What is a parent’s obligation to teach their children how to make and use money to live a better life? Let me clarify. I’m not just talking about teaching your child(ren) how to budget or save the first 10 percent of their allowance or paycheck. Budgeting and savings are important, but I’m talking about something much bigger, something that is going to affect their lives forever. Money is so woven into the fabric we call life that we rarely think about how it affects our selection of a life partner, our career choice, our emotional and physical health, the neighborhood we live in, the education we get, or just our overall happiness.
I remember when I would go out with my friends as a teen, my dad would say to me, “do you have any money?” Sometimes I would say no, and that I didn’t need any. My dad would always remind me and say, “What if you get thirsty and want to buy a soda, here take a couple of bucks.” The lesson he taught me was that you never know when you will need money, so you better have some, just in case. Looking back, I don’t ever remember having a conversation with my parents about money.
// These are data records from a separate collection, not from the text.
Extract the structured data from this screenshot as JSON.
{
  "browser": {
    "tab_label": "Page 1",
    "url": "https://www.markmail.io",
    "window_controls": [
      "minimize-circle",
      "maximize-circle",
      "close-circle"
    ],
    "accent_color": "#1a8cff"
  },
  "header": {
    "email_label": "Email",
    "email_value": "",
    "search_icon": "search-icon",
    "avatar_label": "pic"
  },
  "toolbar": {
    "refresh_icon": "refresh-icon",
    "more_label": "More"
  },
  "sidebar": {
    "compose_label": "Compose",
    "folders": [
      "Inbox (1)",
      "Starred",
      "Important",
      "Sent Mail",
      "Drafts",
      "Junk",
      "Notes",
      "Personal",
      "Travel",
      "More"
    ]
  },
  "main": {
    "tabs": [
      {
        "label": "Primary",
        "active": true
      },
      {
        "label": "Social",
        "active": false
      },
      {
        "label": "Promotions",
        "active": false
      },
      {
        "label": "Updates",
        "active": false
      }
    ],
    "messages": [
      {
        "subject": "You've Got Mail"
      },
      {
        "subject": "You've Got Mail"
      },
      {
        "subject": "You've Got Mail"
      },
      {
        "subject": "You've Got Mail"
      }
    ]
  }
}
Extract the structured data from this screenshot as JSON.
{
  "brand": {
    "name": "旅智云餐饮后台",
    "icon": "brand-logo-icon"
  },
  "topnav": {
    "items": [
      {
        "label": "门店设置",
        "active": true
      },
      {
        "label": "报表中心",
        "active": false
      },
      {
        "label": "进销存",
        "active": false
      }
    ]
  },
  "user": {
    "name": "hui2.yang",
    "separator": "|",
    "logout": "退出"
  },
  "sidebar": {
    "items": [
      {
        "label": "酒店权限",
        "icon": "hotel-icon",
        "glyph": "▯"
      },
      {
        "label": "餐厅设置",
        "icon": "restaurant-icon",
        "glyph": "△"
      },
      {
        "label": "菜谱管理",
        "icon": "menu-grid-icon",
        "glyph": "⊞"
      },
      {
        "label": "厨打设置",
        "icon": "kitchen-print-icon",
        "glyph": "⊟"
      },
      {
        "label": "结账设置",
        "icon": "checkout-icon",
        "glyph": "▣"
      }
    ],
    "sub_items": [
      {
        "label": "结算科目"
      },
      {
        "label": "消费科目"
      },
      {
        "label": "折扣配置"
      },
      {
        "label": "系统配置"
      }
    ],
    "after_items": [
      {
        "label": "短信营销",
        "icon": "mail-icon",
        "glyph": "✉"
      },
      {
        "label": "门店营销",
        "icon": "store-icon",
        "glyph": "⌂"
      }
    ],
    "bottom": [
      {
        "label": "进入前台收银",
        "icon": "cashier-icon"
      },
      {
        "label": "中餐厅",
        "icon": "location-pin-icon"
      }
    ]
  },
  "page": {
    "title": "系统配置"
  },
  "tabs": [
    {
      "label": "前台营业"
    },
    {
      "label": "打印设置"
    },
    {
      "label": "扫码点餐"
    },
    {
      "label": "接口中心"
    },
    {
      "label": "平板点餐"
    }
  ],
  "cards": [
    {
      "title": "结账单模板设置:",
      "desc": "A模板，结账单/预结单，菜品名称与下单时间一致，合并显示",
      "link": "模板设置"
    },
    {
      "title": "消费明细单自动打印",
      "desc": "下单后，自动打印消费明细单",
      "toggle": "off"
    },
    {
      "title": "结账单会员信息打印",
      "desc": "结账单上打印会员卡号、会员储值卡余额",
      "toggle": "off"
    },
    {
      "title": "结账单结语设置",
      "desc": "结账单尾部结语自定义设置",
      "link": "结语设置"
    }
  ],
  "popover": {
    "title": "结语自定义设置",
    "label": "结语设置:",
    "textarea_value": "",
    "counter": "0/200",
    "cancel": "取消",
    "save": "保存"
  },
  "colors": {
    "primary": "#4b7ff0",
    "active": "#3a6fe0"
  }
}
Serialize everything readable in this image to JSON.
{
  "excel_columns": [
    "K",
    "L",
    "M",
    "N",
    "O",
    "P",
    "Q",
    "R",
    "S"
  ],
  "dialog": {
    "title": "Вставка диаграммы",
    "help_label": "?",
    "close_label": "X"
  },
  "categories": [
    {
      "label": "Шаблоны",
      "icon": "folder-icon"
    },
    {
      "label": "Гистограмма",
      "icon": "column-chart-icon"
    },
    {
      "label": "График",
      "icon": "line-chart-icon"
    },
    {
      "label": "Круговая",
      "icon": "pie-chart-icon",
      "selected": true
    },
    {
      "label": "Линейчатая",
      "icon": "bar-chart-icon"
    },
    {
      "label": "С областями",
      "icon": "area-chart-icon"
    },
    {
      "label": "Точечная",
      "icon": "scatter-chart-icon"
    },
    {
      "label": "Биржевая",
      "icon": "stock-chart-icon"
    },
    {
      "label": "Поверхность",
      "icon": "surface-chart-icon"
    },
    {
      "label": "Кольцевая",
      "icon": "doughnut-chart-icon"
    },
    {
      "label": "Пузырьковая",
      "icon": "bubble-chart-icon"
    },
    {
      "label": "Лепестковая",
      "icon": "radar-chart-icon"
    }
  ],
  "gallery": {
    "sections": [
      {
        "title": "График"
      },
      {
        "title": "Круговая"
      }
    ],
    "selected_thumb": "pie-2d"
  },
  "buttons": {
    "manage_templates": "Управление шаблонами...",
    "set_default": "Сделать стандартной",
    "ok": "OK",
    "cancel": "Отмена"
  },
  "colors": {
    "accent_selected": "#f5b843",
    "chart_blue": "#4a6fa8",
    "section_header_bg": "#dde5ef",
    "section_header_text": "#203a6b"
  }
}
They never told me that money or the lack of it would eventually influence my choice of a public college, the used Toyota Corolla I drove for years, the friends I hung out with, the sports I played, my first home I bought in a gang infested neighborhood, or the worry and lack of sleep I would have when I didn’t have enough money to pay my bills. I think you get the point.
What I learned about money from my parents was more from observation than from conversation. Besides never having the “money talk,” I also never had the “sex talk” either. Sex and money were big taboos in my house and in the homes of many of my friends growing up. Maybe my parents assumed that my teachers would teach me how to make and use money wisely. Maybe I was like the typical teenager who just didn’t want to hear any lecture from their parents. Maybe my parents didn’t really know any better.
Here is where I must CONFESS. I can honestly tell you that until recently, I had not had that “money” talk with my children either. I felt so guilty that I almost confessed to a priest. I can’t plead ignorance about the lack of money know how. What has come out of all the guilt is an all day interactive, impactful, and inspiring workshop that I hope will not only transform the lives of my children, but someday the lives of my grandchildren.
The lessons I created go beyond the common financial literacy tips found in most money classes or informational literature. I wanted my children to learn about financial principals that would affect their life decisions to help them create not just more money, but more happiness. I call the workshop – The ABC’s of W.E.A.L.T.H. The lessons include: Attitudes, Beliefs, and Confidence about money as well as their Worth, Education, Attraction, Team, and Humility toward life.
So, I ask the question one more time – Is it your obligation to teach your children about money? Or is it the school’s responsibility to teach them? Or do you leave it to chance that they learn about money on their own? Unfortunately, for many people, learning about money on their own will be some of the most painful and expensive lessons they will ever experience.